Maintaining a swimming pool involves more than just skimming the surface and balancing chlorine levels. One critical aspect often overlooked is the Total Dissolved Solids (TDS) in the water. TDS includes dissolved particles like minerals, salts, and other impurities that accumulate over time, affecting water quality and clarity. In this blog post, we’ll explore the importance of managing TDS in your swimming pool and provide practical tips on how to reduce TDS for crystal clear and inviting waters.

Understanding Total Dissolved Solids (TDS):

Total Dissolved Solids refer to the measure of all particles dissolved in water. These can include minerals, salts, metals, and other substances that find their way into the pool through various sources:

Tap Water:

The water used to fill your pool may already contain a certain level of TDS


Pool chemicals, including sanitizers and pH adjusters, contribute to the TDS.

Debris and Organic Matter:Leaves, dirt, and other organic matter can break down in the water, adding to TDS.


Sunscreen, body oils, sweat, and urine from swimmers introduce contaminants into the pool.

Why TDS Matters:

High TDS levels can lead to a range of issues, impacting both the water quality and the pool’s equipment

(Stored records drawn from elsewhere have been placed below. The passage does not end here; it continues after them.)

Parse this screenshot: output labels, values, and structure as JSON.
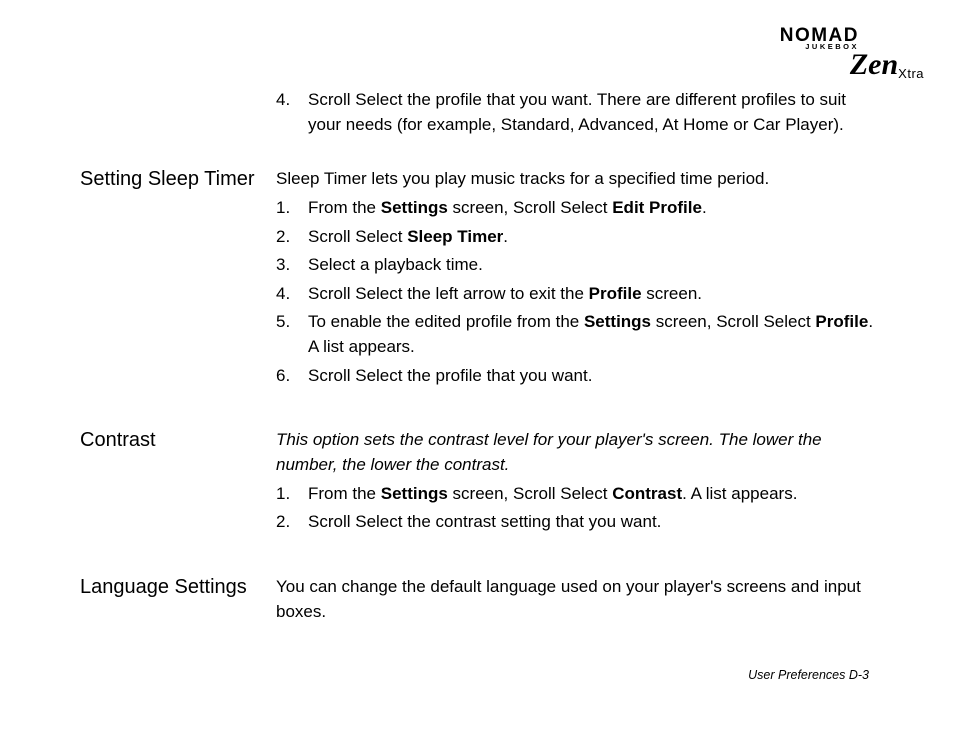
{
  "logo": {
    "brand": "NOMAD",
    "sub": "JUKEBOX",
    "zen": "Zen",
    "xtra": "Xtra"
  },
  "top_step": {
    "num": "4.",
    "text": "Scroll Select the profile that you want. There are different profiles to suit your needs (for example, Standard, Advanced, At Home or Car Player)."
  },
  "sleep": {
    "heading": "Setting Sleep Timer",
    "intro": "Sleep Timer lets you play music tracks for a specified time period.",
    "s1a": "From the ",
    "s1b": "Settings",
    "s1c": " screen, Scroll Select ",
    "s1d": "Edit Profile",
    "s1e": ".",
    "s2a": "Scroll Select ",
    "s2b": "Sleep Timer",
    "s2c": ".",
    "s3": "Select a playback time.",
    "s4a": "Scroll Select the left arrow to exit the ",
    "s4b": "Profile",
    "s4c": " screen.",
    "s5a": "To enable the edited profile from the ",
    "s5b": "Settings",
    "s5c": " screen, Scroll Select ",
    "s5d": "Profile",
    "s5e": ". A list appears.",
    "s6": "Scroll Select the profile that you want."
  },
  "contrast": {
    "heading": "Contrast",
    "intro": "This option sets the contrast level for your player's screen. The lower the number, the lower the contrast.",
    "s1a": "From the ",
    "s1b": "Settings",
    "s1c": " screen, Scroll Select ",
    "s1d": "Contrast",
    "s1e": ". A list appears.",
    "s2": "Scroll Select the contrast setting that you want."
  },
  "lang": {
    "heading": "Language Settings",
    "intro": "You can change the default language used on your player's screens and input boxes."
  },
  "footer": "User Preferences D-3"
}
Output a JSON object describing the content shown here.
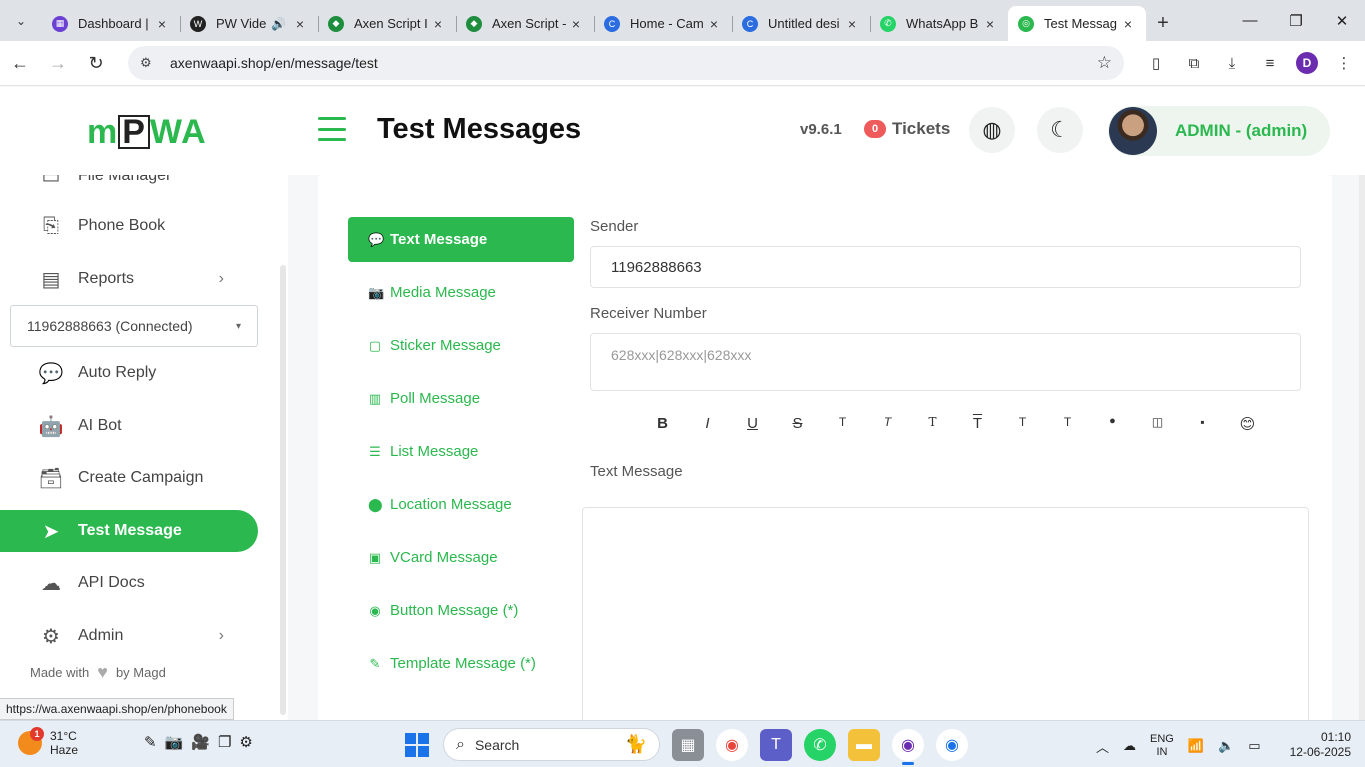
{
  "browser": {
    "tabs": [
      {
        "title": "Dashboard |",
        "color": "#6b3fd1",
        "glyph": "▦"
      },
      {
        "title": "PW Vide",
        "color": "#222222",
        "glyph": "W",
        "audio": "🔊"
      },
      {
        "title": "Axen Script I",
        "color": "#1e8e3e",
        "glyph": "◆"
      },
      {
        "title": "Axen Script -",
        "color": "#1e8e3e",
        "glyph": "◆"
      },
      {
        "title": "Home - Cam",
        "color": "#2b6de0",
        "glyph": "C"
      },
      {
        "title": "Untitled desi",
        "color": "#2b6de0",
        "glyph": "C"
      },
      {
        "title": "WhatsApp B",
        "color": "#25d366",
        "glyph": "✆"
      },
      {
        "title": "Test Messag",
        "color": "#2bb84e",
        "glyph": "◎"
      }
    ],
    "url": "axenwaapi.shop/en/message/test",
    "profile_letter": "D"
  },
  "header": {
    "logo_left": "m",
    "logo_boxed": "P",
    "logo_right": "WA",
    "title": "Test Messages",
    "version": "v9.6.1",
    "ticket_count": "0",
    "tickets_label": "Tickets",
    "user": "ADMIN - (admin)"
  },
  "sidebar": {
    "partial_item": "File Manager",
    "items": [
      {
        "label": "Phone Book",
        "icon": "phonebook-icon",
        "glyph": "⎘"
      },
      {
        "label": "Reports",
        "icon": "reports-icon",
        "glyph": "▤",
        "chevron": true
      },
      {
        "label": "Auto Reply",
        "icon": "chat-icon",
        "glyph": "💬"
      },
      {
        "label": "AI Bot",
        "icon": "robot-icon",
        "glyph": "🤖"
      },
      {
        "label": "Create Campaign",
        "icon": "archive-icon",
        "glyph": "🗃"
      },
      {
        "label": "Test Message",
        "icon": "send-icon",
        "glyph": "➤",
        "active": true
      },
      {
        "label": "API Docs",
        "icon": "cloud-download-icon",
        "glyph": "☁"
      },
      {
        "label": "Admin",
        "icon": "gear-icon",
        "glyph": "⚙",
        "chevron": true
      }
    ],
    "device": "11962888663 (Connected)",
    "made_with": "Made with",
    "by": "by Magd"
  },
  "menu": [
    {
      "label": "Text Message",
      "glyph": "💬",
      "active": true
    },
    {
      "label": "Media Message",
      "glyph": "📷"
    },
    {
      "label": "Sticker Message",
      "glyph": "▢"
    },
    {
      "label": "Poll Message",
      "glyph": "▥"
    },
    {
      "label": "List Message",
      "glyph": "☰"
    },
    {
      "label": "Location Message",
      "glyph": "⬤"
    },
    {
      "label": "VCard Message",
      "glyph": "▣"
    },
    {
      "label": "Button Message (*)",
      "glyph": "◉"
    },
    {
      "label": "Template Message (*)",
      "glyph": "✎"
    }
  ],
  "form": {
    "sender_label": "Sender",
    "sender_value": "11962888663",
    "receiver_label": "Receiver Number",
    "receiver_placeholder": "628xxx|628xxx|628xxx",
    "text_label": "Text Message",
    "format_buttons": [
      "B",
      "I",
      "U",
      "S",
      "T",
      "T",
      "T",
      "T",
      "T",
      "T",
      "●",
      "◫",
      "▪",
      "😊"
    ]
  },
  "status_url": "https://wa.axenwaapi.shop/en/phonebook",
  "taskbar": {
    "weather_badge": "1",
    "temp": "31°C",
    "condition": "Haze",
    "search": "Search",
    "lang1": "ENG",
    "lang2": "IN",
    "time": "01:10",
    "date": "12-06-2025"
  }
}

Cloudy Water:

Excessive TDS can result in cloudy water, reducing the visual appeal of your pool.


High TDS may contribute to scale formation on pool surfaces, plumbing, and equipment.

Reduced Effectiveness of Chemicals:

Elevated TDS can diminish the effectiveness of pool chemicals, making it harder to maintain the right balance.


Certain metals present in TDS, such as copper and iron, can contribute to corrosion of pool equipment.

How to Reduce TDS in Your Swimming Pool:

Partial Drain and Refill:

The most effective method to reduce TDS is to perform a partial drain and refill. This involves draining a portion of the pool water and replacing it with fresh water. Be sure to follow local regulations regarding pool water disposal.

Use a Water Softener:

Water softeners can help reduce hardness minerals in the water, consequently lowering TDS levels. Consult with a professional to determine the appropriate application for your pool.

Choose Pool Chemicals Wisely:

Opt for high-quality pool chemicals that are less likely to contribute to TDS buildup. Follow recommended dosage guidelines to avoid overuse.

Regular Cleaning and Maintenance:

Skim the pool regularly to remove debris, vacuum the pool floor, and clean filters to prevent the accumulation of contaminants.

Monitor Water Chemistry:

Regularly test and balance the pool water chemistry to ensure that the chemical levels are within the recommended range. This can help prevent TDS from reaching problematic levels.

Shower Before Swimming:

Encourage swimmers to shower before entering the pool to reduce the introduction of oils, lotions, and other contaminants.

Maintaining optimal TDS levels in your swimming pool is essential for water clarity, equipment longevity, and overall enjoyment. By implementing a combination of regular maintenance practices, mindful chemical use, and strategic water management, you can ensure that your pool remains a refreshing oasis for relaxation and recreation. Don’t overlook the importance of TDS management in your pool care routine, and you’ll be well on your way to enjoying crystal clear waters all season long.